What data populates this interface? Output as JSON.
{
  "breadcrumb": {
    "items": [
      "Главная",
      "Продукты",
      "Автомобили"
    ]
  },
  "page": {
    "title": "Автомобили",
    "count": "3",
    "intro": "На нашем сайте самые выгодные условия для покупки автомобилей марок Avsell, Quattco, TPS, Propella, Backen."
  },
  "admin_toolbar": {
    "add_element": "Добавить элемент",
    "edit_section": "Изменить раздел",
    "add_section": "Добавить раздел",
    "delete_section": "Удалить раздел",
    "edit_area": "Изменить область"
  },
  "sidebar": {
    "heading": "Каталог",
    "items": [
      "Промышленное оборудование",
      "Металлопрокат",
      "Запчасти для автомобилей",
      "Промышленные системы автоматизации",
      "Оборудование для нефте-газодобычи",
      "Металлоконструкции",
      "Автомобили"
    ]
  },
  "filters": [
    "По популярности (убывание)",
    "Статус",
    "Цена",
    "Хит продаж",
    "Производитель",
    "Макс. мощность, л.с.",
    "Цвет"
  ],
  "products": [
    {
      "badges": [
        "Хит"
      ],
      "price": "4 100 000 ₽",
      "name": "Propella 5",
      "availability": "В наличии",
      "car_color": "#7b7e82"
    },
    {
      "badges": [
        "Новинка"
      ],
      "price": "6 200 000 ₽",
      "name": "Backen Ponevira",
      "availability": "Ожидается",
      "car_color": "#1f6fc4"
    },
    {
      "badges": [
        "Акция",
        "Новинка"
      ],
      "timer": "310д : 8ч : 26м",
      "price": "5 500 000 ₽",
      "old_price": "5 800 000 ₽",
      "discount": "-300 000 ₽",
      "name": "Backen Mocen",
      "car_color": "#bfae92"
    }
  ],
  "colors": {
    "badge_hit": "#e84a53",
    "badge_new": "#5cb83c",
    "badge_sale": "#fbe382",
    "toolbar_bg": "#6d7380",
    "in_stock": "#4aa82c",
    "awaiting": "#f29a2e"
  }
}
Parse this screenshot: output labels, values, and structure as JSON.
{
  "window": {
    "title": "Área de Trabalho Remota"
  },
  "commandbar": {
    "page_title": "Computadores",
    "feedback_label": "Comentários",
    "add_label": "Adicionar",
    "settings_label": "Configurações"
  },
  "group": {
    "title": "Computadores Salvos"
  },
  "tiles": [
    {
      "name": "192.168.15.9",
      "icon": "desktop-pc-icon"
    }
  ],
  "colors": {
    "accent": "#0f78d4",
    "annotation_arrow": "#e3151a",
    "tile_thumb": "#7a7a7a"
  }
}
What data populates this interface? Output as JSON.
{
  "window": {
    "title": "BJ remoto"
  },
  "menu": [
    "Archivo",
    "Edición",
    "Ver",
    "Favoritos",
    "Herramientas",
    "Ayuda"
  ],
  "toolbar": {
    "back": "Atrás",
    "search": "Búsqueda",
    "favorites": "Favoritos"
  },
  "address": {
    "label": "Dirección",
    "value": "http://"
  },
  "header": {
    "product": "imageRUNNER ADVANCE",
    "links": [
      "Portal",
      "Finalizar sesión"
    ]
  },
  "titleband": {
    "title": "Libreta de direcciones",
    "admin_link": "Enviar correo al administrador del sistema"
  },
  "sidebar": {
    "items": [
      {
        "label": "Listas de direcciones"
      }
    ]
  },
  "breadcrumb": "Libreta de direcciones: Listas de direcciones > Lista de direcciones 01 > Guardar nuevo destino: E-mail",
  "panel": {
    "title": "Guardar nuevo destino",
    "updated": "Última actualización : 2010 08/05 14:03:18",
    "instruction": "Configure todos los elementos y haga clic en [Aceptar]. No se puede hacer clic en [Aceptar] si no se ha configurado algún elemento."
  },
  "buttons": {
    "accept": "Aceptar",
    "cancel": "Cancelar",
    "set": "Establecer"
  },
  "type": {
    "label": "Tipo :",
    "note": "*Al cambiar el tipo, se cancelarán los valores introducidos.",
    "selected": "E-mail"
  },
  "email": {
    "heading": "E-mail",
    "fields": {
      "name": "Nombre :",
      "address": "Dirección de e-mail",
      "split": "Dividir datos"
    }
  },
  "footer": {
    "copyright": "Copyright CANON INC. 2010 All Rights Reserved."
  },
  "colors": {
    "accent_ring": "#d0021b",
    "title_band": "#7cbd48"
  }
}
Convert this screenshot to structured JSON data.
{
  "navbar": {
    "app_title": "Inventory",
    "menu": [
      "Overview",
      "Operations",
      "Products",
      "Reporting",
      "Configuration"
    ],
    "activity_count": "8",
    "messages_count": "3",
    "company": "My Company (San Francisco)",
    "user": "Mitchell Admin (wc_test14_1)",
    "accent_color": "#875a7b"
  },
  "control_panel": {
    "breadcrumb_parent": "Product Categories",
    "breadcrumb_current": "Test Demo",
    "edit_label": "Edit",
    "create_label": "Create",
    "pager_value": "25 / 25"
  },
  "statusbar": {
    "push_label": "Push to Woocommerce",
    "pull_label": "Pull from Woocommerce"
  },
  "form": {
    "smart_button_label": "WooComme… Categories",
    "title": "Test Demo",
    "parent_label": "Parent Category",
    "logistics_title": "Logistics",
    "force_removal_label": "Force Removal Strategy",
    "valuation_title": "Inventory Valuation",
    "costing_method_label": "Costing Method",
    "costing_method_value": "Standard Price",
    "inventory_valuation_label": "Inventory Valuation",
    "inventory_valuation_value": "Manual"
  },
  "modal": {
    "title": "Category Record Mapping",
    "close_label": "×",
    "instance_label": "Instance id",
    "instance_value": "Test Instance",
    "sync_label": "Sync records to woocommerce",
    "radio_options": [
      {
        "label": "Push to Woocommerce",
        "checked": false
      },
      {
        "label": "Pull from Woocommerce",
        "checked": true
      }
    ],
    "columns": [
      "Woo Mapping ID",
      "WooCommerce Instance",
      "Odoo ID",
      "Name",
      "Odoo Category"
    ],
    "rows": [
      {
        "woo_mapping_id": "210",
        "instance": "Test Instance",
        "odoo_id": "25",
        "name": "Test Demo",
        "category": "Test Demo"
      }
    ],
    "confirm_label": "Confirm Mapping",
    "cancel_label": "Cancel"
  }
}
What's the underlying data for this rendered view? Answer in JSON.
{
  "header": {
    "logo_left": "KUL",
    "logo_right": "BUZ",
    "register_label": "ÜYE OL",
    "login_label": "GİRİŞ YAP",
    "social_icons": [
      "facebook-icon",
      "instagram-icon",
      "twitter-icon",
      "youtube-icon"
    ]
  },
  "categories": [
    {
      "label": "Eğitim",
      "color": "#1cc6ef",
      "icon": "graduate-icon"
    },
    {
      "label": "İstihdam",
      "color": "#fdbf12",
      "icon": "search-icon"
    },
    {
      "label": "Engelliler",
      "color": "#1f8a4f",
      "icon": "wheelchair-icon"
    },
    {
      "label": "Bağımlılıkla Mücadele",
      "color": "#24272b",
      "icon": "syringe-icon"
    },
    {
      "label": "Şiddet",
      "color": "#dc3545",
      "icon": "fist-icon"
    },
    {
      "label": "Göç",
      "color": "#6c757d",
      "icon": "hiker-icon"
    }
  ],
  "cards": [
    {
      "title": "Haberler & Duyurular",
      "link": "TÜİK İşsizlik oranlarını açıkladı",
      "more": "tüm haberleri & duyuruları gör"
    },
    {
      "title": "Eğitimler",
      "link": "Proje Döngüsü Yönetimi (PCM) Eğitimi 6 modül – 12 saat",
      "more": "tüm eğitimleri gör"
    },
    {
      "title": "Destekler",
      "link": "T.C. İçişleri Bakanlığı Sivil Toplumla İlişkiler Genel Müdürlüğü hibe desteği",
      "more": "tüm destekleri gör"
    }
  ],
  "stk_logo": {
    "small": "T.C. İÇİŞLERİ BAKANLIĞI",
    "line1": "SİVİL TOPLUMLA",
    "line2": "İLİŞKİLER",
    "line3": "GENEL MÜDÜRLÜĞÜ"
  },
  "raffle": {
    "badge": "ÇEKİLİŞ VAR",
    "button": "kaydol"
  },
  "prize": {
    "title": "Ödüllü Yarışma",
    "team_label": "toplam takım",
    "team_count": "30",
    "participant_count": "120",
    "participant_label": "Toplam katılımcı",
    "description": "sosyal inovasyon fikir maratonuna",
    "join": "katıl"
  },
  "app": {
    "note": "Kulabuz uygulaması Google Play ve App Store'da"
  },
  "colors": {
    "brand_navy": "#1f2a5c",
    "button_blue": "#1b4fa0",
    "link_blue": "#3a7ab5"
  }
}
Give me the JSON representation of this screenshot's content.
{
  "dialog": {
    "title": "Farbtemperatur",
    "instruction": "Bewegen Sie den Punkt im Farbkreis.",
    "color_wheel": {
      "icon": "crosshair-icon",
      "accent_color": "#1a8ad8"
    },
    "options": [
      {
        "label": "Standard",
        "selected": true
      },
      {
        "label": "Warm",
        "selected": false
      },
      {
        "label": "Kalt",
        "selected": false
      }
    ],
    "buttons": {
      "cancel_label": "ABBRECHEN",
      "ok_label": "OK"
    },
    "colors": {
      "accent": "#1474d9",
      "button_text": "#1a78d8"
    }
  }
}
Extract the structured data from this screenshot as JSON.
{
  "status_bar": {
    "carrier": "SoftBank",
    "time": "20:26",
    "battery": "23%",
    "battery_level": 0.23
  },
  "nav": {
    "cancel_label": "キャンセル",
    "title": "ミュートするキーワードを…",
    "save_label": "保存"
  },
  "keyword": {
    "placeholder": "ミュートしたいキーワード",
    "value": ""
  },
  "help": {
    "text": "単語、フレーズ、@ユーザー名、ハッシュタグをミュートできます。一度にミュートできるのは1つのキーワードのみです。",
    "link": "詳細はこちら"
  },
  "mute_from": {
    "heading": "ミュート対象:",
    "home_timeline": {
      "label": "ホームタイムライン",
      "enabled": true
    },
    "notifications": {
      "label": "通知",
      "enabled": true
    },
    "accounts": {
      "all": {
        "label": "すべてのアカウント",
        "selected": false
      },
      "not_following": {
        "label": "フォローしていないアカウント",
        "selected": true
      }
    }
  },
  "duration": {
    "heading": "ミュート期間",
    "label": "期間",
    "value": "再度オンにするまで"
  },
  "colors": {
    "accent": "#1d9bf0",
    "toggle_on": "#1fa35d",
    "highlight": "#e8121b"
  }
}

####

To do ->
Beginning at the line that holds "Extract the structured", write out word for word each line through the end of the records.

Exercise result ->
Extract the structured data from this screenshot as JSON.
{
  "status_bar": {
    "carrier": "SoftBank",
    "time": "20:26",
    "battery": "23%",
    "battery_level": 0.23
  },
  "nav": {
    "cancel_label": "キャンセル",
    "title": "ミュートするキーワードを…",
    "save_label": "保存"
  },
  "keyword": {
    "placeholder": "ミュートしたいキーワード",
    "value": ""
  },
  "help": {
    "text": "単語、フレーズ、@ユーザー名、ハッシュタグをミュートできます。一度にミュートできるのは1つのキーワードのみです。",
    "link": "詳細はこちら"
  },
  "mute_from": {
    "heading": "ミュート対象:",
    "home_timeline": {
      "label": "ホームタイムライン",
      "enabled": true
    },
    "notifications": {
      "label": "通知",
      "enabled": true
    },
    "accounts": {
      "all": {
        "label": "すべてのアカウント",
        "selected": false
      },
      "not_following": {
        "label": "フォローしていないアカウント",
        "selected": true
      }
    }
  },
  "duration": {
    "heading": "ミュート期間",
    "label": "期間",
    "value": "再度オンにするまで"
  },
  "colors": {
    "accent": "#1d9bf0",
    "toggle_on": "#1fa35d",
    "highlight": "#e8121b"
  }
}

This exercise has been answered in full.